New Spread: Vexing Vexillography

Flags are powerful symbols. Visible and recognized from afar; rallying points for citizens and followers; and not to mention their rich heritage of heraldic traditions.

Primarily a flag is carried as a symbol of something. Something to which you belong or not. Someplace you are a citizen of or not. And usually something displayed as an act of patriotism.

For this deal, we will dabble in Vexillology or Vexillography as suits your fancy. The former, of course, if the deal inspires a story placed in the history of the flag itself. The latter, should the deal inspire the story of the creation and design of a new flag.

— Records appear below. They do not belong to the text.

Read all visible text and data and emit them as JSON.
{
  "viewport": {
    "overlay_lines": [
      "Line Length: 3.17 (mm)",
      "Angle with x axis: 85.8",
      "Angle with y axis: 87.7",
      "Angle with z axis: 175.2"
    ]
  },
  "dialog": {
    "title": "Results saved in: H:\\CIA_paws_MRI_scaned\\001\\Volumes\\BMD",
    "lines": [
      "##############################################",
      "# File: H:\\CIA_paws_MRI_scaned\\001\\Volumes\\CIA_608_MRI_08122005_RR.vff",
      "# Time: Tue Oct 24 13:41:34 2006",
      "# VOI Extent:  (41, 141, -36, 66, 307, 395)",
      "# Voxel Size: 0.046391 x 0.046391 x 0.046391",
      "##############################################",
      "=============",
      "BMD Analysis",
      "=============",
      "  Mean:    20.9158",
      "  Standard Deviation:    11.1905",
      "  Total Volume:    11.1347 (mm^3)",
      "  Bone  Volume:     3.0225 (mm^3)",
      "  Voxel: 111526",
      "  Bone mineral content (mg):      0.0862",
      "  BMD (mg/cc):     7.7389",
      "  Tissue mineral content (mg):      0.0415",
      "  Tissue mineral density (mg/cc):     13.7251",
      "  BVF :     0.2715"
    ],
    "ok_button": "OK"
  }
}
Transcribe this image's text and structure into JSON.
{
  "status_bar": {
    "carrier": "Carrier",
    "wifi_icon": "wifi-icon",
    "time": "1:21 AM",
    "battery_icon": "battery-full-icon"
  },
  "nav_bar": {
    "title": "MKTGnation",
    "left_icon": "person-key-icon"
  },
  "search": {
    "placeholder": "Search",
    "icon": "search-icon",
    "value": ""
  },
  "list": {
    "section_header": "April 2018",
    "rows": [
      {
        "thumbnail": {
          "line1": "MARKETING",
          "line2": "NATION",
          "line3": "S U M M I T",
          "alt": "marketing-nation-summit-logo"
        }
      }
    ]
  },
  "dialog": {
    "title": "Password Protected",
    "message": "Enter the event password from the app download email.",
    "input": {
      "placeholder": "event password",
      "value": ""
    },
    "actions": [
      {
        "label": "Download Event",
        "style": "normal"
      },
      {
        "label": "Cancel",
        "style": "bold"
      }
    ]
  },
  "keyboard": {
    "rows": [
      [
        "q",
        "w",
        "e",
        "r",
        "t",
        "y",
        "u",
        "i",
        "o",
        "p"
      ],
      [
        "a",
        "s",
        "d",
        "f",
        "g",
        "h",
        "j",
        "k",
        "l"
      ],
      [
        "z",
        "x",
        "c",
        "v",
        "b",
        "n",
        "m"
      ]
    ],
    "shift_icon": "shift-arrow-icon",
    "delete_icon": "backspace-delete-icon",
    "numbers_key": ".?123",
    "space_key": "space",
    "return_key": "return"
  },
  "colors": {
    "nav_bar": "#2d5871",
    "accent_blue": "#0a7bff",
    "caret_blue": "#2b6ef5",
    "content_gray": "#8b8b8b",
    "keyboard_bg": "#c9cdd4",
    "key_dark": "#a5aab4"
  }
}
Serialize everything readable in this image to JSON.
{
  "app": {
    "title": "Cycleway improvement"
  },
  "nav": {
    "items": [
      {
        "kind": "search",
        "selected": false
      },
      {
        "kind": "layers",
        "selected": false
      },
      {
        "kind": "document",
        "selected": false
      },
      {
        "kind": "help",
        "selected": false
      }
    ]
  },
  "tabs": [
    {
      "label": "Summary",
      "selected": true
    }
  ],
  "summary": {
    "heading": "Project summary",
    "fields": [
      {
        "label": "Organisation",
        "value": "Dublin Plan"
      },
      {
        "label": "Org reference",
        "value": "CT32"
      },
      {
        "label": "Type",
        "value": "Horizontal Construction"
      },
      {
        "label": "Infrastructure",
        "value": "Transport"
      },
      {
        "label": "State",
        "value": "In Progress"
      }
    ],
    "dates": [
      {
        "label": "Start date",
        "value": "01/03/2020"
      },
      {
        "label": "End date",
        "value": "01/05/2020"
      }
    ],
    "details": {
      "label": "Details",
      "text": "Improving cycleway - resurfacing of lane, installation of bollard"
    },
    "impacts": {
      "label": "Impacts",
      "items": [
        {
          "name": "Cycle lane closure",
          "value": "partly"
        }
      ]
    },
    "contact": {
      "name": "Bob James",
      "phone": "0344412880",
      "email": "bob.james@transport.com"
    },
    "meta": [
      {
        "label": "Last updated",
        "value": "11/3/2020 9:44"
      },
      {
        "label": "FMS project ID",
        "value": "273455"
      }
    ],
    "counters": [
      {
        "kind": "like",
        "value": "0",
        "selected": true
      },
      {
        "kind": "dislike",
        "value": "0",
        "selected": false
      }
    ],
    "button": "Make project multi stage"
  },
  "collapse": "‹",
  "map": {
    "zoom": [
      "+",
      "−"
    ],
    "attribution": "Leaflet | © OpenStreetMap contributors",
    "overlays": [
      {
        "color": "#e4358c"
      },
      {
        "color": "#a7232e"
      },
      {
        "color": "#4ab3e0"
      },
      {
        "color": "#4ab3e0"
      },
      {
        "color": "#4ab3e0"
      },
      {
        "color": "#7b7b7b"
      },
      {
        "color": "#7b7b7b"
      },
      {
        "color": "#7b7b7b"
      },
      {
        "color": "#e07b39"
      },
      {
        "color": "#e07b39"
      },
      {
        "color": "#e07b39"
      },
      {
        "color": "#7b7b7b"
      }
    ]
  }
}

We’ll begin by shuffling the whole deck, and picking a field of color as a background. Then we will deal four cards, placing them in a grid laying out as a flag flies in a stiff breeze.

Imagine a pole at either the left or right edge, perhaps even topped with some finial ornament suitable to the occasion.

From there, your story will find its place, doff its cap, and salute its flag.


The flag: fowl, Wisdom, Racket, and balm
On a field of lavender (#bebada)
Bordered in white (#eeeeee)

Chicken Little needed a new way to rally her friends, as the old way clearly wasn’t working. She spent all night thinking, then all day planning and all the next night sewing.

Surely the farmer wouldn’t miss those old bed sheets, although his wife might. Well, she decided to worry about that another day. For today, the new flag was everything.

The wind was up, so it snapped and crackled merrily in the breeze, presenting the images of the coop and egg for home along with a sturdy tree for safety.

Finally, something she could stand behind!


New Spread: Eclipsed

In synchronicity with the Total Solar Eclipse of 20171, let’s let an eclipse upset our deals.



In addition to the full deck, you’ll need something round roughly the same scale as a card. I’m using a coaster2 with a diameter fairly close to the diagonal of a card. Extra style points go for using a coaster showing the face of the full moon, naturally.

Deal a fan of several cards, and drop the coaster on them so that it covers some or all of the card faces. Style points should also be awarded for relating the amount of card covered to the conditions of the eclipse. Where my keyboard is really located it will only see a maximum eclipse of about 80% of the area. So I won’t allow my coaster to cover more that 80% of any card.


The eclipse is often seen as an omen. In story, it’s occurrence can be used by a hero to sway the ignorant. In person, a total eclipse is an experience of a lifetime. Interpretation of the cards can grow out of the many myths and beliefs about eclipses and their significance to individuals and even whole societies.

The three cards show something openly, something hidden, and something obscured. The moon hides more or less of any of these depending on how it falls.

The thing most hidden by the moon is the key to unlocking a tale to tell.


The sample spread above shows a fan of apple, Past Experience, and fish eclipsed. The moon covers most of the fish.

This is an omen for a curious fish, reminding him of the past, and the dangers of accepting apples from strangers. He escaped the hook once. But once may be the only chance he will get. He must hope that one chance is all he needs.

  1. Visible along a seventy mile wide line extending roughly from Portland Oregon to Charleston South Carolina on August 21, 2017. Try NASA and here for lots of details and advice. 
  2. Yes, I’m actually using a circle drawn by the same software that is drawing the card faces. But I modeled that circle after the coaster sitting on my desk next to my keyboard. 

After 96 Spreads, What Next?

As of Saturday the 22nd, I will have published 96 daily tales based on 96 deals of the cards. I’m writing this on day 92 and am more than a little surprised that what started as a crazy exercise has continued this long.

I started with a two cards at a time, then switch to three cards at a time, and most recently to four cards at a time. I gave each style of deal and spread room to breathe with 32 tales of its own.

Now it is time to change things up again, and pick a new kind of spread and see what it produces. I’ve played around with five card and larger spreads, and haven’t felt like the extra information was helpful. So I am going to do another block of three card spreads, but with a twist from the last time.

So starting with Deal 97 on Sunday, the three cards will relate to the Hero, the Villain, and the Obstacle. I’ll write a full post about this idea later, but until then just watch this space to see what happens.

And if the cards move you, please post your own tales on the preview post that inspired you.